Four Jills In A Jeep (1943) -- (Movie Clip) You Look Like Somebody I've Seen Just arrived on a base in England, in a story supposedly based on their own real experience on USO tours, Kay Francis, sparky Martha Raye, blonde Carole Landis and Mitzi Mayfair get collected by their minder Eddie (Phil Silvers), and meet handsome flier Ted (John Harvey), early in Four Jills In A Jeep, 1943.

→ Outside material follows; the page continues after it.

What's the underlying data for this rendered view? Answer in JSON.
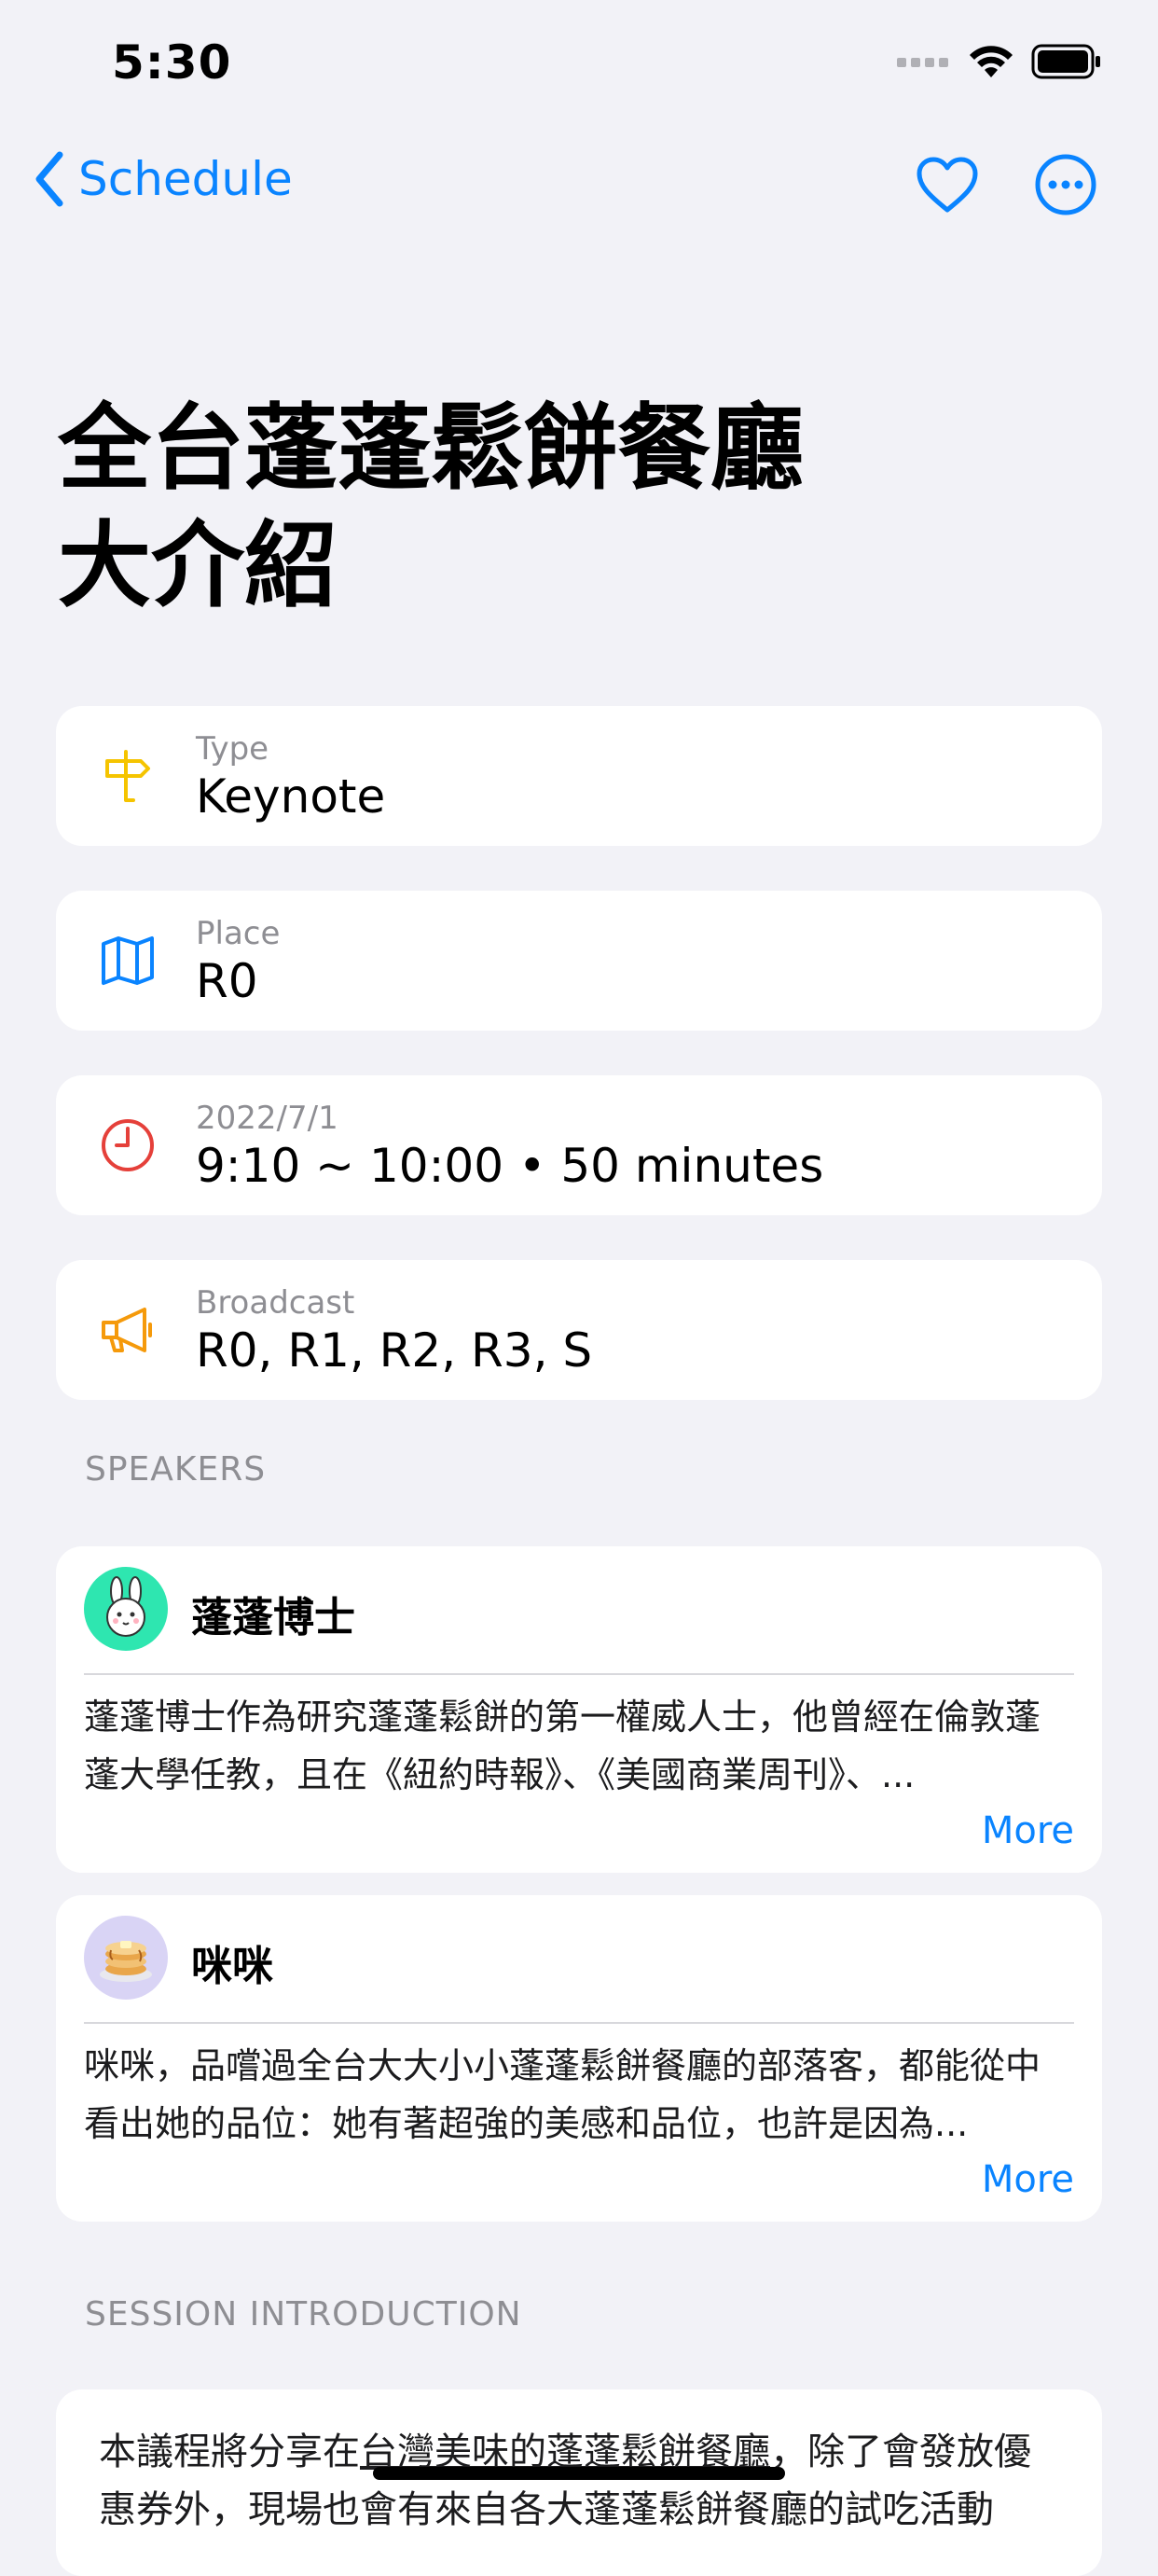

I Loved A Woman - (Original Trailer) A Chicago meat-packer (Edward G. Robinson) begins an affair with an opera singer (Kay Francis) in I Loved A Woman (1933).
Stolen Holiday - (Original Trailer) A Paris fashion model (Kay Francis) marries a fortune hunter (Claude Rains) to protect him from the law in Stolen Holiday (1936).
Man Wanted - (Original Trailer) A female executive (Kay Francis) falls in love with her male secretary (David Manners) in Man Wanted (1932).
Goose And The Gander, The - (Original Trailer) An ex-wife (Kay Francis) schemes to expose her former husband's philandering new wife in the comedy The Goose and the Gander (1935).
Mary Stevens, M.D. - (Original Trailer) Kay Francis shocked pre-code audiences playing an doctor who is also an unwed mother in Mary Stevens, M.D. (1933).
First Lady - (Original Trailer) Kay Francis wants to be First Lady (1937) in the movie version of the Broadway hit comedy by George S. Kaufman and Katharine Dayton.
Doctor Monica - (Original Trailer) Doctor Monica (1934) learns that her husband loves another woman. With Kay Francis as the doctor and Warren William as the drifting hubby.
Jewel Robbery - (Original Trailer) A jewel thief falls for a tycoon's wife in Vienna in the pre-Code romantic comedy, Jewel Robbery (1932), starring Kay Francis & William Powell.
British Agent - (Original Trailer) Leslie Howard is the British Agent (1934) falling in love with Russian agent Kay Francis during the Bolshevik Revolution.
Give Me Your Heart - (Original Trailer) A socialite (Kay Francis) has to give up the baby she bore to a married man in Give Me Your Heart (1936).
Feminine Touch, The -- (Original Trailer) Humorous poet Ogden Nash co-wrote The Feminine Touch (1941) with Don Ameche as an expert on jealousy who has his theories tested when his publisher goes after his wife.
Street of Women - (Original Trailer) Kay Francis stars in the pre-code drama Street Of Women (1932) about a property developer who is torn between his wife and his mistress.


Katherine Clinton


James Dwight Francis
First husband; divorced.
William Gaston
Second husband; divorced.
John Meehan
Third husband; divorced.
Kenneth MacKenna
Actor. Married in 1931; divorced in 1933; fourth husband.
Eric Barnekow
Married in 1939; divorced.